Sidelines with John Clay

Three takeaways from Kentucky football’s loss at South Carolina

More from the series

Game day: Kentucky at South Carolina

Click below for more of’s coverage of the Kentucky-South Carolina football game.

Expand All

Three takeaways from Kentucky football’s 24-7 loss at South Carolina on Saturday:

1. Losing Terry Wilson was a bigger blow than we thought.

And we thought it was big for the Cats to lose their second-year starting quarterback to a torn patellar tendon the second game of the season. That’s not a knock on backup Sawyer Smith, who is playing with an apparent shoulder and wrist injury. But for the second straight game, Smith was largely ineffective.

Eddie Gran’s unit managed just 212 yards of total offense. For the second straight game, the Cats completed less than 50 percent of their passes, hitting on just 13 of 34 for a meager 97 yards without a touchdown and with an interception. At Mississippi State, Smith was picked off just four plays into the game. (That went for a pick-six.) Saturday night, Smith was picked off on the fifth play.

The inability to convert on a third down has been an absolute killer. The Cats failed to convert on any of their final five third down situations in the 29-21 loss to Florida. They went 1-for-12 on third down in that 28-13 loss at Mississippi State last week. They were were 0-for-9 against South Carolina before finally converting. That’s a stretch of 1-for-26 on third down.

“You can’t win that way,” said Gran afterward.

Part of that surely goes back to Smith’s health. Head coach Mark Stoops indicated afterward that with UK not having a game next Saturday, the grad transfer from Troy would probably not throw this week. And both Stoops and Gran said if they had it to do over again they would have made a quarterback change sooner.

Something has to change, that’s for sure.

2. The defense (sort of) kept the Cats in the game.

Despite getting no help from the offense, Brad White’s defense did not play poorly, at least after the night’s first drive when the Gamecocks came out and hit the visitors in the mouth, marching 75 yards in 11 plays for a 7-0 lead.

UK held South Carolina under 400 yards. The hosts ended up with 387 yards on 73 plays for an average of 5.3 per play. Not terrible. The Gamecocks did rush for 247 yards, the second straight game where Kentucky’s defense allowed well over 240 yards rushing.

But South Carolina’s second touchdown was set up when Smith fumbled the ball away on a sack during UK’s first possession of the second half. Carolina’s Rico Dowdle went 30 yards for a touchdown on the very next play. And the Gamecocks’ final score certainly was aided by wearing down the Kentucky defense. The Gamecocks went 85 yards on seven plays for a score with 7:48 to play. All seven plays were run.

No doubt White, in his first year as defensive coordinator, will use the bye week to work on the Cats’ run defense.
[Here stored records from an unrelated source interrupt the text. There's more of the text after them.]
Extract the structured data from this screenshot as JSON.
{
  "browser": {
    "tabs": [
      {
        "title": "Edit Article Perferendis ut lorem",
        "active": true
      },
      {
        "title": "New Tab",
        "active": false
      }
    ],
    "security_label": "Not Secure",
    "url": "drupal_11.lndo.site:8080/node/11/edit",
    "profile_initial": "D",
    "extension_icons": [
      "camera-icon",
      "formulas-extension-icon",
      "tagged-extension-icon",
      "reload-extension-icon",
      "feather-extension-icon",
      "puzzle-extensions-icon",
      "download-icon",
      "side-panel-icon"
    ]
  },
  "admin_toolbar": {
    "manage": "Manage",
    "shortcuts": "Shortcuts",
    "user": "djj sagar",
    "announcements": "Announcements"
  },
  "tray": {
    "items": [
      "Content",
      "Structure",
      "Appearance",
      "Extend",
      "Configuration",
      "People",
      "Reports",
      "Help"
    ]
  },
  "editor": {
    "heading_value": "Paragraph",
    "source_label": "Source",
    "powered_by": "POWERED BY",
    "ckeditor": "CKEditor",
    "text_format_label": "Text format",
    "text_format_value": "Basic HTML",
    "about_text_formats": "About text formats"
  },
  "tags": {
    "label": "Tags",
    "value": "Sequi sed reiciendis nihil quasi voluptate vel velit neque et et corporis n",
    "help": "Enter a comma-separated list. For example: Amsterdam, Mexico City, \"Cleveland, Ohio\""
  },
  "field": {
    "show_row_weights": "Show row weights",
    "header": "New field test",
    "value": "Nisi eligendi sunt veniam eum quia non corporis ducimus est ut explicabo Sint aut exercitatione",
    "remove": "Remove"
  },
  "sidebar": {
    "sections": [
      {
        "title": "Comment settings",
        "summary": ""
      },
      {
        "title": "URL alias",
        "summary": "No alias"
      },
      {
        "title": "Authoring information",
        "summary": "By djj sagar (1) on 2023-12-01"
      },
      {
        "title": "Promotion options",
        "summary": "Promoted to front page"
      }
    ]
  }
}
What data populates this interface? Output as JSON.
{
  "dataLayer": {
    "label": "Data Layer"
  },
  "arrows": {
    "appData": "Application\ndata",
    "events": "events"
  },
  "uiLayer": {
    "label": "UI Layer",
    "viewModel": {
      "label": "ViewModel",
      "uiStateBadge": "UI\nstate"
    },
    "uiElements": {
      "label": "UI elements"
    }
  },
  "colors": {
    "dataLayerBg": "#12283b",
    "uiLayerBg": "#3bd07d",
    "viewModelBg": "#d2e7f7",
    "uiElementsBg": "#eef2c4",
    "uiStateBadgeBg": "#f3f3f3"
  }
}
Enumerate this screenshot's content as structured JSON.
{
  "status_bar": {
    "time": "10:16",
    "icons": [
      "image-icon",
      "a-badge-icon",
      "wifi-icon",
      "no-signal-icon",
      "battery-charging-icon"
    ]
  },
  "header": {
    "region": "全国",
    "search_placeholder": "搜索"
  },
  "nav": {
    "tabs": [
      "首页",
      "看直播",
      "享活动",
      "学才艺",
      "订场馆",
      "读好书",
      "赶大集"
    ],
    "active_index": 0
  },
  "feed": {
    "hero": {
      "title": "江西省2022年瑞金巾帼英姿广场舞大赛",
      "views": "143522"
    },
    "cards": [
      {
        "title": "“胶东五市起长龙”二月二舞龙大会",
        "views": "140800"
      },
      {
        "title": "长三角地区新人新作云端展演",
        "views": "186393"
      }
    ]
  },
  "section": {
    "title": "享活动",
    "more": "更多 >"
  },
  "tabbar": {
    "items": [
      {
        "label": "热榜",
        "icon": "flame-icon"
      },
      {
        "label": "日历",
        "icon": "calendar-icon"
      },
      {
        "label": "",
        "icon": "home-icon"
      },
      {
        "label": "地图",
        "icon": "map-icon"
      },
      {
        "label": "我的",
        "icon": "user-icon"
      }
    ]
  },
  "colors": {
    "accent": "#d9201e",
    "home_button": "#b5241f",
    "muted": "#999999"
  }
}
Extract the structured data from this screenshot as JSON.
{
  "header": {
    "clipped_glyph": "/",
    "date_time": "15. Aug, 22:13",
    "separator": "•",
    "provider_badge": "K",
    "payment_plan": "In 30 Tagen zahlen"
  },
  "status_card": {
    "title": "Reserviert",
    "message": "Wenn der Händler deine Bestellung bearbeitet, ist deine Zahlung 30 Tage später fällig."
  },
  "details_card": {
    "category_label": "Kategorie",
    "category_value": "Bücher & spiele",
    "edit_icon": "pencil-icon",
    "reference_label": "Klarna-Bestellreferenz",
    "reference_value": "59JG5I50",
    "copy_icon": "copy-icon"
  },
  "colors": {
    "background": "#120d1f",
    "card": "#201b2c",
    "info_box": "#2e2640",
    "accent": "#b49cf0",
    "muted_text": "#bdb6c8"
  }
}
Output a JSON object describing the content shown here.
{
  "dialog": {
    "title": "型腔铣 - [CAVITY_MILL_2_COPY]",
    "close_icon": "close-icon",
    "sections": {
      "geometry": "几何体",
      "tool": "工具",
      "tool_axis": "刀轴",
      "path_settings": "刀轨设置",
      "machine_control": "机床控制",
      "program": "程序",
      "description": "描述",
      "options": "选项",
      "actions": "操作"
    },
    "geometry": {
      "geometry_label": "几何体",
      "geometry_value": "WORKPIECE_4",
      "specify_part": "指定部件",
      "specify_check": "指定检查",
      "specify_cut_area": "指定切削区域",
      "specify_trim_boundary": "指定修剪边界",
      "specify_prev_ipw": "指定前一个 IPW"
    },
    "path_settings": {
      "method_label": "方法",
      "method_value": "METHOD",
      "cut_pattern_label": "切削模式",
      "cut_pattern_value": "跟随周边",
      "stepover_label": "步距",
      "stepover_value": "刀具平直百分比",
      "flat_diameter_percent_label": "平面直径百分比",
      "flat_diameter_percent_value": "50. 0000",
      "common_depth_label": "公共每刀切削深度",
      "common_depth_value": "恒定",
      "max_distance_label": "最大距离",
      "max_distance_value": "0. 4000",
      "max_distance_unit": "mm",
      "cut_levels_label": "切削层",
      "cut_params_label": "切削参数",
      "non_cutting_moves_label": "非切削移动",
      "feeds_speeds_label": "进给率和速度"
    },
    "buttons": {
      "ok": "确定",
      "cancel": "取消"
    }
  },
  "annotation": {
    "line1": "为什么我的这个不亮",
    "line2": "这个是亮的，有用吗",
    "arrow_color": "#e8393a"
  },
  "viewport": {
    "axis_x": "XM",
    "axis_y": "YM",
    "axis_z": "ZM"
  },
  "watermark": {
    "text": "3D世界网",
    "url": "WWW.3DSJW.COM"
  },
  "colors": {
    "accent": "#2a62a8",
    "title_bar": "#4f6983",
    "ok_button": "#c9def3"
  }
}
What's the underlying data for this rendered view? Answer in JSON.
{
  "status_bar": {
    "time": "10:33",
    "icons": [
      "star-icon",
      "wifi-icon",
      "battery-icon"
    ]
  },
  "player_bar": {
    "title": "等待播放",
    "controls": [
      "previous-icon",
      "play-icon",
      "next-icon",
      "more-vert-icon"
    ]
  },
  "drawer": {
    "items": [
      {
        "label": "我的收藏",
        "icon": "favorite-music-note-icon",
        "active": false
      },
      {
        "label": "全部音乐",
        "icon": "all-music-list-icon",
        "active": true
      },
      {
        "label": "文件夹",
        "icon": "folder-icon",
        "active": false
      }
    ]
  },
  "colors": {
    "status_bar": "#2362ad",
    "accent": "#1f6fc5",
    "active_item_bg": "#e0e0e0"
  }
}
For all the focus on the team’s young secondary, the defense needs to do a better job stopping the run.

3. Did I mention, this is a bye week?

Just in the nick time. Kentucky has lost three straight games. It is 0-3 in the SEC for the first time since 2013. Starting with the fourth quarter of the Florida game, it has been outscored 74-20. It has a banged-up quarterback, who began the year as the backup to its veteran quarterback. It has other assorted injuries that need to heal.

Not to mention its psyche. We knew it would be tough to overcome the graduation losses from last year’s 10-3 team. We knew that Stoops had young players in important positions. We knew it would take time for those players to mature and develop.

Still, in back-to-back weeks against teams that needed a win, Kentucky was not able to match the opponents’ intensity or sense of urgency. It didn’t happen last week in Starkville. It didn’t happen Saturday night in Columbia. UK needs the off week to hit the reset button.

“I think it’s coming at the right time,” said Stoops.

Related stories from Lexington Herald Leader

John Clay is a sports columnist for the Lexington Herald-Leader. A native of Central Kentucky, he covered UK football from 1987 until being named sports columnist in 2000. He has covered 20 Final Fours and 37 consecutive Kentucky Derbys.
Support my work with a digital subscription